The Gypsy Book Peddler

In the summer my children and I run a booth at the Valparaiso farmers’ market, selling felted soap and playing music for passers-by. Early on Tuesday and Saturday mornings, we load the van with our tent, table, drum carder, bags of wool, baskets of soap, and musical instruments, and set up shop in a well-trampled lot near the courthouse square. I love this gypsy life outdoors from early morning till afternoon, greeting friends and meeting strangers, then folding up the tent and silently stealing away.

Needle-felted soap from the Hil-Mar Farm booth at the farmers' market in Valparaiso, Indiana
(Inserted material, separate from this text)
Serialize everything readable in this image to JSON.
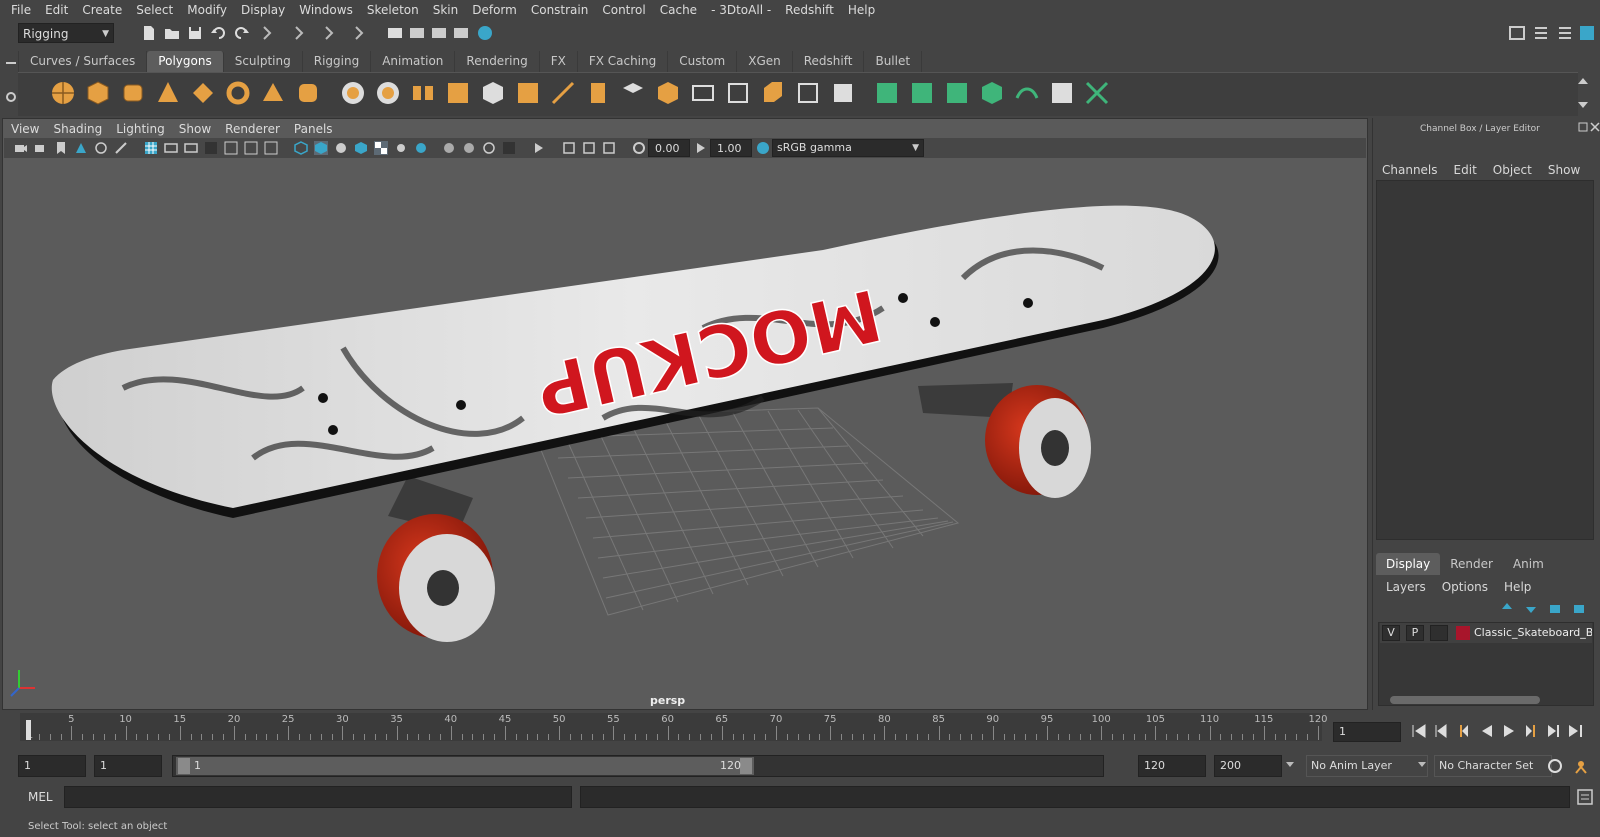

Alongside the soap I display copies of my novels and colorful postcards of the book covers. I generally sell two or three books a day, and many visitors to my tent take the free postcards, which list the publisher’s website and my book blog.

Some people seem awed by the fact that an ordinary woman selling soap is also an author.   Others, I suspect, wonder whether I am a “real” author, whatever that means.  But I’m as real as they come.  Like many other writers published by small presses, I am the one most responsible for publicizing my books.  My publishers can only do so much—I need to be actively involved in marketing my wares in a variety of venues.
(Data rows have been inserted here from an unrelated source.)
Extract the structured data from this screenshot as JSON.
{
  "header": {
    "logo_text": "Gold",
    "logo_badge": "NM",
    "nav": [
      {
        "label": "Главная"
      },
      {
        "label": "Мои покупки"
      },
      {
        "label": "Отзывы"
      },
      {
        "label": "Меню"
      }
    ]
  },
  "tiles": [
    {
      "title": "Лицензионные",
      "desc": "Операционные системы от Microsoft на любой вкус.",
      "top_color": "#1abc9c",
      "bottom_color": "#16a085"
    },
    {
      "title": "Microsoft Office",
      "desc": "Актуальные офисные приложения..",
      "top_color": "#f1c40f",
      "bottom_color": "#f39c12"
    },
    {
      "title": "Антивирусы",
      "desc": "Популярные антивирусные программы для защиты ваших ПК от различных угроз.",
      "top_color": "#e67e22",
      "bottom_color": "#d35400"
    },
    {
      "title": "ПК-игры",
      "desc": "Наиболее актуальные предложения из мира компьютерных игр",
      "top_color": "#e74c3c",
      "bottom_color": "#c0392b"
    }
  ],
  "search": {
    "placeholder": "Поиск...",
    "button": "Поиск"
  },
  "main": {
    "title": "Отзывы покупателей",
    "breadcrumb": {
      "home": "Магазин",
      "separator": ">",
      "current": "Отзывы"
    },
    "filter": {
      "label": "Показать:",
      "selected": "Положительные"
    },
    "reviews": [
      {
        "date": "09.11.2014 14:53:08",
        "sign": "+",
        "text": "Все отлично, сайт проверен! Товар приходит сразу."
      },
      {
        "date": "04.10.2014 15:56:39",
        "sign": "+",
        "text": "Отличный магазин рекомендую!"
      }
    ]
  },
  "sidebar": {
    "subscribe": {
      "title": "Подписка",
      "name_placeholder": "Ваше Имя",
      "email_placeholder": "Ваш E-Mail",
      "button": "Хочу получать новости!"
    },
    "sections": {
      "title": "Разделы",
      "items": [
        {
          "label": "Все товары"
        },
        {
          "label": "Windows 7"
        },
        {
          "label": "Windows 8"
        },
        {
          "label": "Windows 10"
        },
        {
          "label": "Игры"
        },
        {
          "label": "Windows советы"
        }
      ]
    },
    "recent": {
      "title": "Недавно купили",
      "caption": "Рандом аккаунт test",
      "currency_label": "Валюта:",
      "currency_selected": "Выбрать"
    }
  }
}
In 2009 when Crickhollow Books released Plank Road Summer, my sister/co-author Emily and I spent much of the summer at book events in Wisconsin, Illinois, and Indiana. We scheduled most events ourselves by emailing and calling bookstores, libraries, historic sites, and community groups.   The harvest we reaped included not only book sales but also name recognition because of local press releases, feature articles, and Internet posts.    Anyone who Googles “Plank Road Summer” today will find over 27,000 results.

I have not traveled extensively in promoting Kingdom of the Birds.  After all the weekends away during the previous summer, I wanted to enjoy more time with my family.  However, I did manage to sneak in a little book promotion when a video crew showed up at the farmers’ market:

My summer as a gypsy book peddler is nearly over. Next week I return to Chesterton High School, where I have taught English for over twenty years. I used to think that once I was published, I’d be able to quit the day job to write full-time. The truth is that I could make more money selling soap.